### GIVEN DATA

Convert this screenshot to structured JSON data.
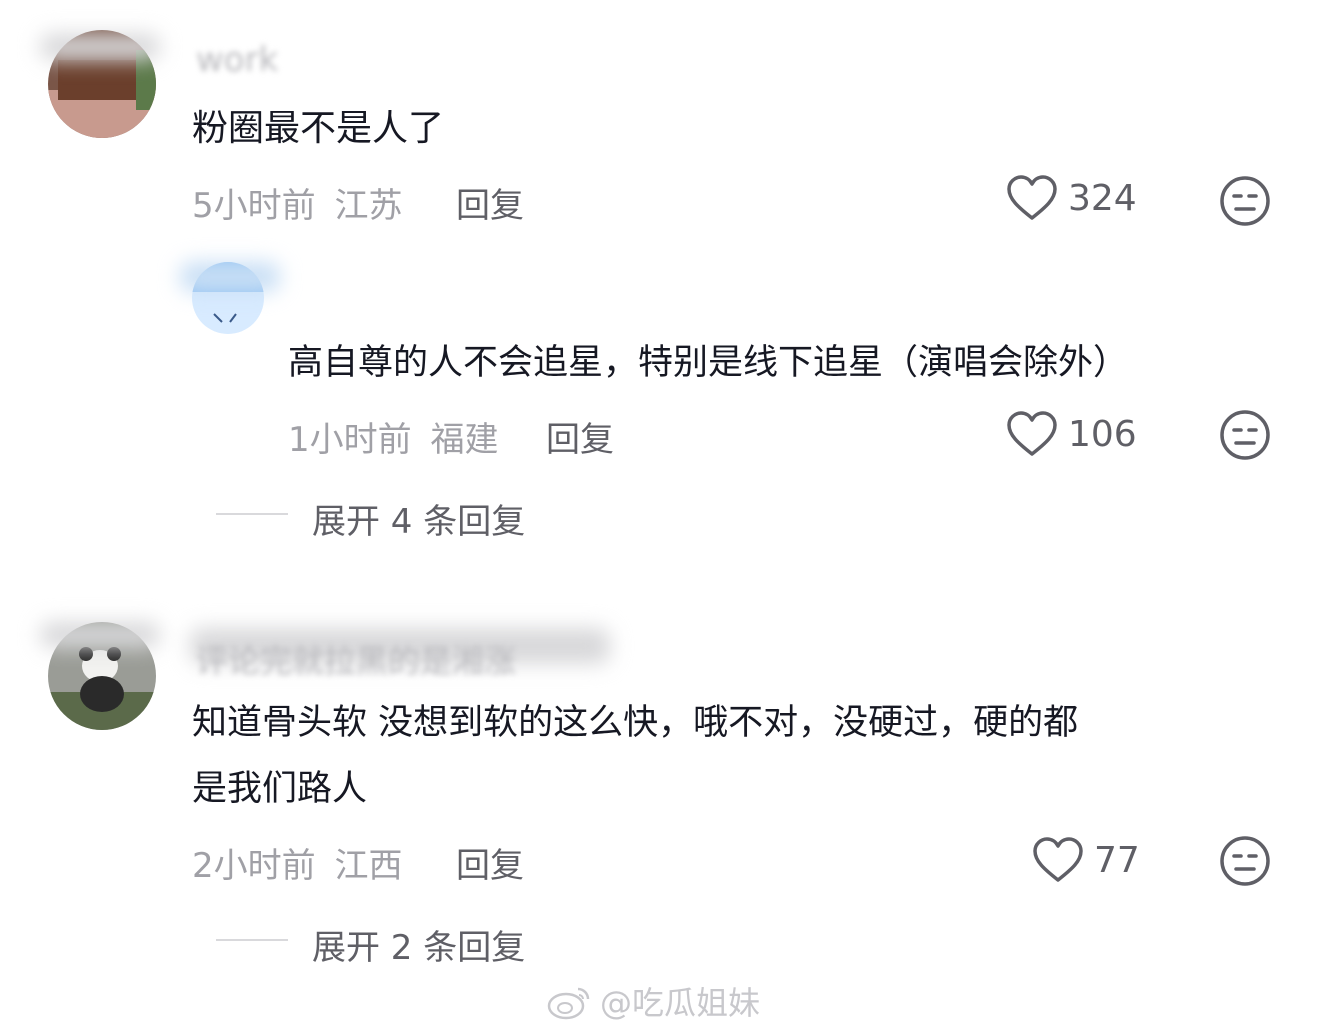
{
  "comments": [
    {
      "username": "work",
      "text": "粉圈最不是人了",
      "time": "5小时前",
      "location": "江苏",
      "reply_label": "回复",
      "likes": "324"
    },
    {
      "username": "",
      "text": "高自尊的人不会追星，特别是线下追星（演唱会除外）",
      "time": "1小时前",
      "location": "福建",
      "reply_label": "回复",
      "likes": "106",
      "expand_label": "展开 4 条回复"
    },
    {
      "username": "评论完就拉黑的是湘涨",
      "text_line1": "知道骨头软 没想到软的这么快，哦不对，没硬过，硬的都",
      "text_line2": "是我们路人",
      "time": "2小时前",
      "location": "江西",
      "reply_label": "回复",
      "likes": "77",
      "expand_label": "展开 2 条回复"
    }
  ],
  "watermark": "@吃瓜姐妹",
  "colors": {
    "primary_text": "#161823",
    "meta_text": "#a0a0a6",
    "action_text": "#5f5f66"
  }
}
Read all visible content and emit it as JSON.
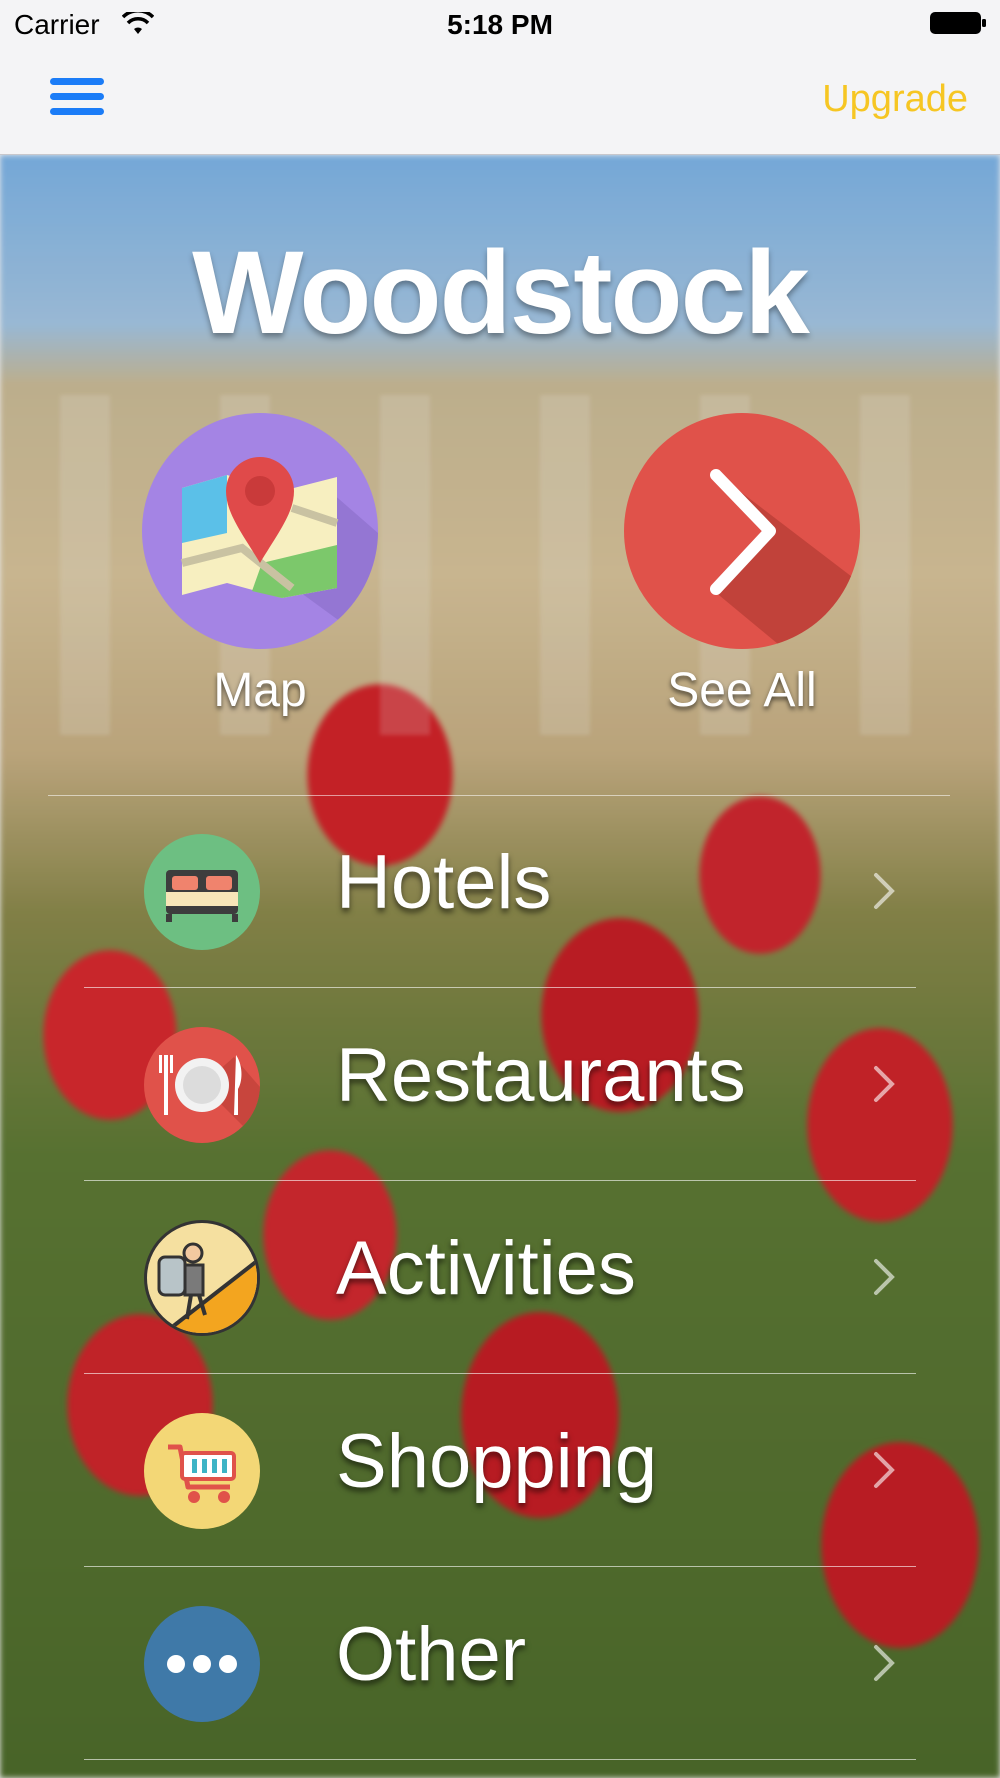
{
  "status_bar": {
    "carrier": "Carrier",
    "time": "5:18 PM"
  },
  "nav": {
    "upgrade_label": "Upgrade",
    "accent_color": "#1b7cf7",
    "upgrade_color": "#f6c623"
  },
  "hero": {
    "title": "Woodstock"
  },
  "quick_actions": [
    {
      "label": "Map",
      "icon": "map-pin-icon",
      "color": "#a484e4"
    },
    {
      "label": "See All",
      "icon": "chevron-right-icon",
      "color": "#e0524a"
    }
  ],
  "categories": [
    {
      "label": "Hotels",
      "icon": "bed-icon",
      "color": "#6dbf82"
    },
    {
      "label": "Restaurants",
      "icon": "plate-cutlery-icon",
      "color": "#e0524a"
    },
    {
      "label": "Activities",
      "icon": "hiker-icon",
      "color": "#f5e0a0"
    },
    {
      "label": "Shopping",
      "icon": "shopping-cart-icon",
      "color": "#f3d776"
    },
    {
      "label": "Other",
      "icon": "more-dots-icon",
      "color": "#3f79a8"
    }
  ]
}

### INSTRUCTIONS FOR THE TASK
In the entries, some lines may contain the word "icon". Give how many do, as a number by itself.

### EXERCISE OUTPUT
7